Christopher Ousley, who grew up on the rough south side of Chicago, decided he want to take a run at Olympic boxing after watching the boxing competition in 2012 in London. Ousley is among an impressive middleweight group, including Anthony Campbell, the world championship team trials winner and national runner-up; Chordale Booker, the 2015 national champion and 2014 runner-up; and Leshawn Rodriguez, a two-time national champion.

Don’t count out: Marquis Moore, 24, a U.S. Army veteran who went to the American Military University before qualifying for the Olympic Trials.

Last Olympic medal in middleweight: Andre Dirrell, bronze medal, 2004

Light Heavyweight Division

Less than two months ago, light heavyweight national champion Steven Nelson dropped to his knee in the center of the ring at the U.S. Olympic Team Trials for Women’s Boxing to propose marriage to U.S. women’s boxer Raquel Miller. This week in Reno, he’ll attempt to top off a memorable year by winning the Olympic Trials. Nelson arrives at the Olympic Trials as a favorite. He won the light heavyweight class in the world championship team trials and also was on the Pan American Games team. He was a training partner for 2012 Olympian Marcus Browne leading up to the 2012 Games.

Don’t count out: Joseph George, a 26-year-old father of five who started boxing in 2008 and was the winner of the final qualifying tournament.

Last Olympic medal in light heavyweight: Andre Ward, gold medal, 2004

Heavyweight Division

Cam F. Awesome (red) is among the boxers competing in the 2016 U.S. Olympic Team Trials for Men's Boxing on Dec. 7-12 in Reno, Nev.
Cam F. Awesome
, a qualifier in both heavyweight and super heavyweight, headlines a heavyweight class that includes 2014 national champion Joshua Temple and 2014 Golden Gloves national champion Derae Crane. Awesome, a four-time national champion, and Brandon Glanton both qualified in two classes, but chose to compete at heavyweight. In addition to boxing, Awesome is also a stand-up comic and performed a set at the Laugh Factory at Silver Legacy in Reno just a few days prior to the Olympic Trials.

Don’t count out: Sardius Simmons, silver medalist in the 2014 USA Boxing national championships.

Last Olympic medal in heavyweight: Deontay Wilder, bronze medal, 2008

Super Heavyweight Division

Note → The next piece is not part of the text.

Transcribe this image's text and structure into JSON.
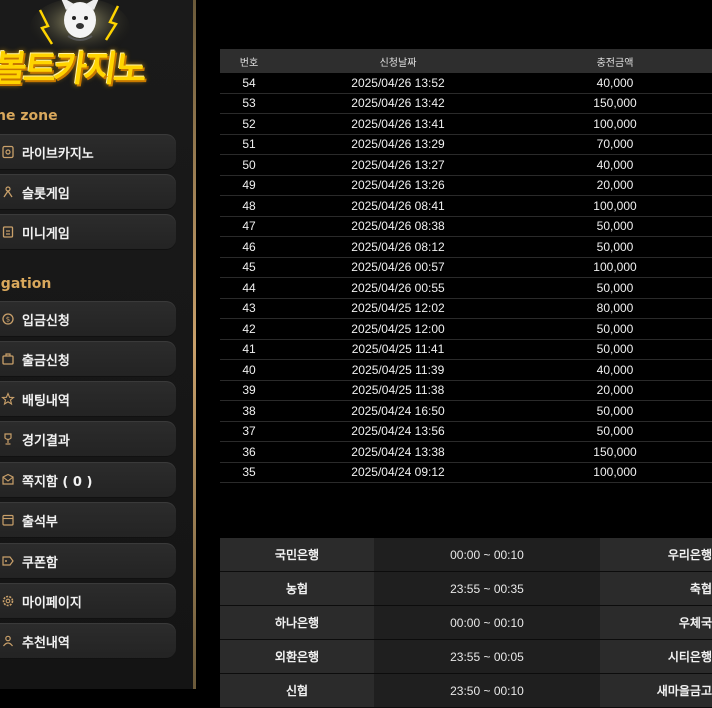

Darmani Rock, who in 2014 won a youth world championship and a silver medal at the Youth Olympic Games, is poised to take a next step toward the Rio 2016 Olympic Games. He is the current USA Boxing national champion at super heavyweight. Because Cam F. Awesome and Brandon Glanton chose to compete at heavyweight, there are just six boxers in the super heavyweight class. The group also includes Marlo Moore, a silver medalist in the 2015 national championships.

Don’t count out: Alante “Greatness” Green, winner of the second qualifying tournament.

Last Olympic medal in super heavyweight: Riddick Bowe, silver medal, 1988

Paul D. Bowker has been writing about Olympic sports since 1990 and was Olympic assistant bureau chief for Morris Communications at the Atlanta 1996 Olympic Games. He also writes about Olympic sports for the Springfield (Mass.) Republican. Bowker has written for TeamUSA.org since 2010 as a freelance contributor on behalf of Red Line Editorial, Inc